## Listed entries
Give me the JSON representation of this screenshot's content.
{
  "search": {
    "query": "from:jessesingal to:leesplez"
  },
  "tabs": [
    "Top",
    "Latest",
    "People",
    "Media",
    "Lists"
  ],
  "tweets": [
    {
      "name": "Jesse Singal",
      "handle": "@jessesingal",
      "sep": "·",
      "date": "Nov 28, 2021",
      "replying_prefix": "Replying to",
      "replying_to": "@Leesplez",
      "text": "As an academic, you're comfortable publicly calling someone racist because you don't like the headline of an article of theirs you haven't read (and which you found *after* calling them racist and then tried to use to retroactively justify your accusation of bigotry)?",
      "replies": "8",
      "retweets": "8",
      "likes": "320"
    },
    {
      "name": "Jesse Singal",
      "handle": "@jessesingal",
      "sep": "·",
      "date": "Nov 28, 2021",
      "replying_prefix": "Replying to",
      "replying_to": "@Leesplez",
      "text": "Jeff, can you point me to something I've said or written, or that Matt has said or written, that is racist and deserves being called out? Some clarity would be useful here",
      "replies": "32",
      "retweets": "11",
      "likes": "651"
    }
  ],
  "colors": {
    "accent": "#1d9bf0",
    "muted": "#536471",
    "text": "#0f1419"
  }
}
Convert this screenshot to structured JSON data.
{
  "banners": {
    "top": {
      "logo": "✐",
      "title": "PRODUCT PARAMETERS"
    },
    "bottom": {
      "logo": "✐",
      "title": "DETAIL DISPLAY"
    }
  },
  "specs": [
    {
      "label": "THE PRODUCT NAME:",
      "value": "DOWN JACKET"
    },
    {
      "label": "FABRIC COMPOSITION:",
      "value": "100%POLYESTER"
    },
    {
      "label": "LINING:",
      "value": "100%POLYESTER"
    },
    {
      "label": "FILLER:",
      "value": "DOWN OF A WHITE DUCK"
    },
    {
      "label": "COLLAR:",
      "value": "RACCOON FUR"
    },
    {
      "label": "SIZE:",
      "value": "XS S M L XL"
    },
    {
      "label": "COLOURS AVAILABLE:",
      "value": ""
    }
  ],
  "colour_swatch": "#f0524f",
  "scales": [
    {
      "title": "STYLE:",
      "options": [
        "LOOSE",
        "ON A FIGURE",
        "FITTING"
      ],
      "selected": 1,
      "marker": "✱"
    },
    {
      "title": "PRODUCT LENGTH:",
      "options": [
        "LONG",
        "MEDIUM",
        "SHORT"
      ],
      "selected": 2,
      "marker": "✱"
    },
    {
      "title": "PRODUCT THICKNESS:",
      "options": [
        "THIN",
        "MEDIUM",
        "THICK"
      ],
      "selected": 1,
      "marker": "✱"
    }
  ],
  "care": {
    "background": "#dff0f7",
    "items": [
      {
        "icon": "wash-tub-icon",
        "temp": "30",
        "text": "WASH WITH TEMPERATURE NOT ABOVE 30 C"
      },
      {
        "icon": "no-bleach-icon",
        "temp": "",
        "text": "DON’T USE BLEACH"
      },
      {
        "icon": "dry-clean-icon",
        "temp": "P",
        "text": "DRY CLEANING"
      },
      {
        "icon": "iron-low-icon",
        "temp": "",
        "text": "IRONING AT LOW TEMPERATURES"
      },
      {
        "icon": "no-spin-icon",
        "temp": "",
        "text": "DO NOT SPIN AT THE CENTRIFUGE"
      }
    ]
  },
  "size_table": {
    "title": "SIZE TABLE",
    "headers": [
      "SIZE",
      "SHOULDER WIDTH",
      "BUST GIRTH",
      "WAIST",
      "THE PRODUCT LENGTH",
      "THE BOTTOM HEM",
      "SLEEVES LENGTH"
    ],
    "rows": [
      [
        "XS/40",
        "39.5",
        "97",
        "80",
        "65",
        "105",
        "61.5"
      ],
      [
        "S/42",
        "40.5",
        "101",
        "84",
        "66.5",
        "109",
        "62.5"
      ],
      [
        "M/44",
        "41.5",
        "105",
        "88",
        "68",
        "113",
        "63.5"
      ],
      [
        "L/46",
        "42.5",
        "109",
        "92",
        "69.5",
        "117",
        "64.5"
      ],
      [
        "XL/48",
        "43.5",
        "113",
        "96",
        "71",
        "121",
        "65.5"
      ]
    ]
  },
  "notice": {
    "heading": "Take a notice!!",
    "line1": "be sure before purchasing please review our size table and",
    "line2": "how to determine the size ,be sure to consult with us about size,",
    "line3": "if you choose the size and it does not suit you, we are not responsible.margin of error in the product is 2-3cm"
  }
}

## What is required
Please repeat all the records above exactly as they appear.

## Task output
Give me the JSON representation of this screenshot's content.
{
  "search": {
    "query": "from:jessesingal to:leesplez"
  },
  "tabs": [
    "Top",
    "Latest",
    "People",
    "Media",
    "Lists"
  ],
  "tweets": [
    {
      "name": "Jesse Singal",
      "handle": "@jessesingal",
      "sep": "·",
      "date": "Nov 28, 2021",
      "replying_prefix": "Replying to",
      "replying_to": "@Leesplez",
      "text": "As an academic, you're comfortable publicly calling someone racist because you don't like the headline of an article of theirs you haven't read (and which you found *after* calling them racist and then tried to use to retroactively justify your accusation of bigotry)?",
      "replies": "8",
      "retweets": "8",
      "likes": "320"
    },
    {
      "name": "Jesse Singal",
      "handle": "@jessesingal",
      "sep": "·",
      "date": "Nov 28, 2021",
      "replying_prefix": "Replying to",
      "replying_to": "@Leesplez",
      "text": "Jeff, can you point me to something I've said or written, or that Matt has said or written, that is racist and deserves being called out? Some clarity would be useful here",
      "replies": "32",
      "retweets": "11",
      "likes": "651"
    }
  ],
  "colors": {
    "accent": "#1d9bf0",
    "muted": "#536471",
    "text": "#0f1419"
  }
}
Convert this screenshot to structured JSON data.
{
  "banners": {
    "top": {
      "logo": "✐",
      "title": "PRODUCT PARAMETERS"
    },
    "bottom": {
      "logo": "✐",
      "title": "DETAIL DISPLAY"
    }
  },
  "specs": [
    {
      "label": "THE PRODUCT NAME:",
      "value": "DOWN JACKET"
    },
    {
      "label": "FABRIC COMPOSITION:",
      "value": "100%POLYESTER"
    },
    {
      "label": "LINING:",
      "value": "100%POLYESTER"
    },
    {
      "label": "FILLER:",
      "value": "DOWN OF A WHITE DUCK"
    },
    {
      "label": "COLLAR:",
      "value": "RACCOON FUR"
    },
    {
      "label": "SIZE:",
      "value": "XS S M L XL"
    },
    {
      "label": "COLOURS AVAILABLE:",
      "value": ""
    }
  ],
  "colour_swatch": "#f0524f",
  "scales": [
    {
      "title": "STYLE:",
      "options": [
        "LOOSE",
        "ON A FIGURE",
        "FITTING"
      ],
      "selected": 1,
      "marker": "✱"
    },
    {
      "title": "PRODUCT LENGTH:",
      "options": [
        "LONG",
        "MEDIUM",
        "SHORT"
      ],
      "selected": 2,
      "marker": "✱"
    },
    {
      "title": "PRODUCT THICKNESS:",
      "options": [
        "THIN",
        "MEDIUM",
        "THICK"
      ],
      "selected": 1,
      "marker": "✱"
    }
  ],
  "care": {
    "background": "#dff0f7",
    "items": [
      {
        "icon": "wash-tub-icon",
        "temp": "30",
        "text": "WASH WITH TEMPERATURE NOT ABOVE 30 C"
      },
      {
        "icon": "no-bleach-icon",
        "temp": "",
        "text": "DON’T USE BLEACH"
      },
      {
        "icon": "dry-clean-icon",
        "temp": "P",
        "text": "DRY CLEANING"
      },
      {
        "icon": "iron-low-icon",
        "temp": "",
        "text": "IRONING AT LOW TEMPERATURES"
      },
      {
        "icon": "no-spin-icon",
        "temp": "",
        "text": "DO NOT SPIN AT THE CENTRIFUGE"
      }
    ]
  },
  "size_table": {
    "title": "SIZE TABLE",
    "headers": [
      "SIZE",
      "SHOULDER WIDTH",
      "BUST GIRTH",
      "WAIST",
      "THE PRODUCT LENGTH",
      "THE BOTTOM HEM",
      "SLEEVES LENGTH"
    ],
    "rows": [
      [
        "XS/40",
        "39.5",
        "97",
        "80",
        "65",
        "105",
        "61.5"
      ],
      [
        "S/42",
        "40.5",
        "101",
        "84",
        "66.5",
        "109",
        "62.5"
      ],
      [
        "M/44",
        "41.5",
        "105",
        "88",
        "68",
        "113",
        "63.5"
      ],
      [
        "L/46",
        "42.5",
        "109",
        "92",
        "69.5",
        "117",
        "64.5"
      ],
      [
        "XL/48",
        "43.5",
        "113",
        "96",
        "71",
        "121",
        "65.5"
      ]
    ]
  },
  "notice": {
    "heading": "Take a notice!!",
    "line1": "be sure before purchasing please review our size table and",
    "line2": "how to determine the size ,be sure to consult with us about size,",
    "line3": "if you choose the size and it does not suit you, we are not responsible.margin of error in the product is 2-3cm"
  }
}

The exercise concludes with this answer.